-- EXERCISE INPUT --
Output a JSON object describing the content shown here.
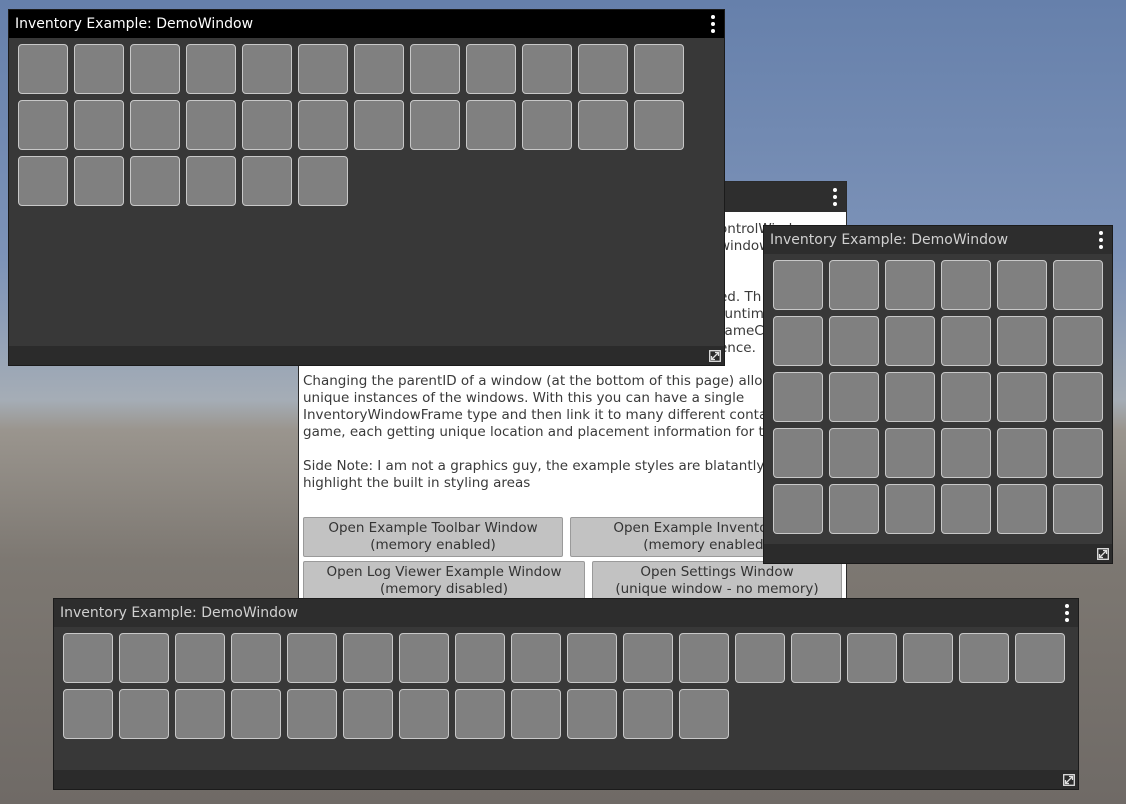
{
  "background_colors": {
    "sky": "#6680ab",
    "ground": "#6f6a66"
  },
  "window_color": "#383838",
  "slot_color": "#808080",
  "docwindow": {
    "text_partial_right": [
      "ontrolWindo",
      "window",
      "ed. Th",
      "runtim",
      "rameC",
      "ence."
    ],
    "paragraph1": [
      "Changing the parentID of a window (at the bottom of this page) allows",
      "unique instances of the windows. With this you can have a single",
      "InventoryWindowFrame type and then link it to many different contain",
      "game, each getting unique location and placement information for the"
    ],
    "paragraph2": [
      "Side Note: I am not a graphics guy, the example styles are blatantly ug",
      "highlight the built in styling areas"
    ],
    "buttons": [
      {
        "line1": "Open Example Toolbar Window",
        "line2": "(memory enabled)"
      },
      {
        "line1": "Open Example Inventory W",
        "line2": "(memory enabled)"
      },
      {
        "line1": "Open Log Viewer Example Window",
        "line2": "(memory disabled)"
      },
      {
        "line1": "Open Settings Window",
        "line2": "(unique window - no memory)"
      }
    ]
  },
  "windows": [
    {
      "title": "Inventory Example: DemoWindow",
      "slot_count": 30
    },
    {
      "title": "Inventory Example: DemoWindow",
      "slot_count": 30
    },
    {
      "title": "Inventory Example: DemoWindow",
      "slot_count": 30
    }
  ],
  "icons": {
    "menu": "kebab-menu-icon",
    "resize": "resize-expand-icon"
  }
}
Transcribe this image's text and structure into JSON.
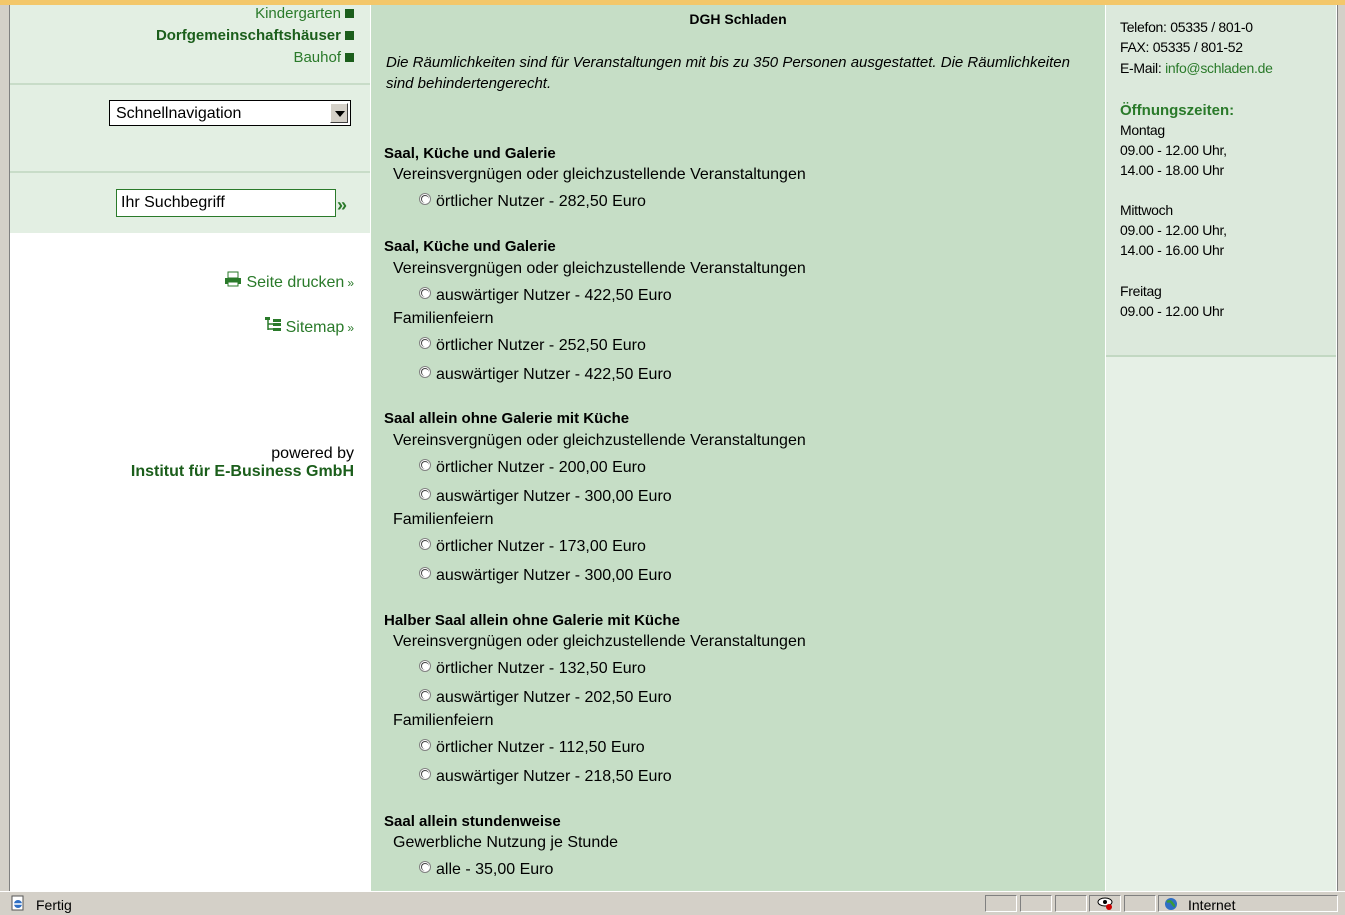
{
  "left_nav": {
    "items": [
      {
        "label": "Kindergarten",
        "active": false
      },
      {
        "label": "Dorfgemeinschaftshäuser",
        "active": true
      },
      {
        "label": "Bauhof",
        "active": false
      }
    ],
    "quick_nav": {
      "selected": "Schnellnavigation"
    },
    "search": {
      "value": "Ihr Suchbegriff",
      "go_label": "»"
    },
    "print_label": "Seite drucken",
    "sitemap_label": "Sitemap",
    "link_suffix": "»",
    "powered_by": "powered by",
    "company": "Institut für E-Business GmbH"
  },
  "content": {
    "title": "DGH Schladen",
    "intro": "Die Räumlichkeiten sind für Veranstaltungen mit bis zu 350 Personen ausgestattet. Die Räumlichkeiten sind behindertengerecht.",
    "sections": [
      {
        "heading": "Saal, Küche und Galerie",
        "sub": "Vereinsvergnügen oder gleichzustellende Veranstaltungen",
        "options": [
          "örtlicher Nutzer - 282,50 Euro"
        ]
      },
      {
        "heading": "Saal, Küche und Galerie",
        "sub": "Vereinsvergnügen oder gleichzustellende Veranstaltungen",
        "options": [
          "auswärtiger Nutzer - 422,50 Euro"
        ],
        "sub2": "Familienfeiern",
        "options2": [
          "örtlicher Nutzer - 252,50 Euro",
          "auswärtiger Nutzer - 422,50 Euro"
        ]
      },
      {
        "heading": "Saal allein ohne Galerie mit Küche",
        "sub": "Vereinsvergnügen oder gleichzustellende Veranstaltungen",
        "options": [
          "örtlicher Nutzer - 200,00 Euro",
          "auswärtiger Nutzer - 300,00 Euro"
        ],
        "sub2": "Familienfeiern",
        "options2": [
          "örtlicher Nutzer - 173,00 Euro",
          "auswärtiger Nutzer - 300,00 Euro"
        ]
      },
      {
        "heading": "Halber Saal allein ohne Galerie mit Küche",
        "sub": "Vereinsvergnügen oder gleichzustellende Veranstaltungen",
        "options": [
          "örtlicher Nutzer - 132,50 Euro",
          "auswärtiger Nutzer - 202,50 Euro"
        ],
        "sub2": "Familienfeiern",
        "options2": [
          "örtlicher Nutzer - 112,50 Euro",
          "auswärtiger Nutzer - 218,50 Euro"
        ]
      },
      {
        "heading": "Saal allein stundenweise",
        "sub": "Gewerbliche Nutzung je Stunde",
        "options": [
          "alle - 35,00 Euro"
        ]
      }
    ]
  },
  "contact": {
    "phone": "Telefon: 05335 / 801-0",
    "fax": "FAX: 05335 / 801-52",
    "email_label": "E-Mail:",
    "email": "info@schladen.de",
    "hours_heading": "Öffnungszeiten:",
    "hours": [
      {
        "day": "Montag",
        "times": [
          "09.00 - 12.00 Uhr,",
          "14.00 - 18.00 Uhr"
        ]
      },
      {
        "day": "Mittwoch",
        "times": [
          "09.00 - 12.00 Uhr,",
          "14.00 - 16.00 Uhr"
        ]
      },
      {
        "day": "Freitag",
        "times": [
          "09.00 - 12.00 Uhr"
        ]
      }
    ]
  },
  "statusbar": {
    "status": "Fertig",
    "zone": "Internet"
  },
  "colors": {
    "nav_green": "#2a7a2a",
    "content_bg": "#c6dec6",
    "panel_bg": "#e3efe3"
  }
}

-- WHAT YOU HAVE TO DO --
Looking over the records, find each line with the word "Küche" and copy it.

-- FINISHED TASK --
        "heading": "Saal, Küche und Galerie",
        "heading": "Saal, Küche und Galerie",
        "heading": "Saal allein ohne Galerie mit Küche",
        "heading": "Halber Saal allein ohne Galerie mit Küche",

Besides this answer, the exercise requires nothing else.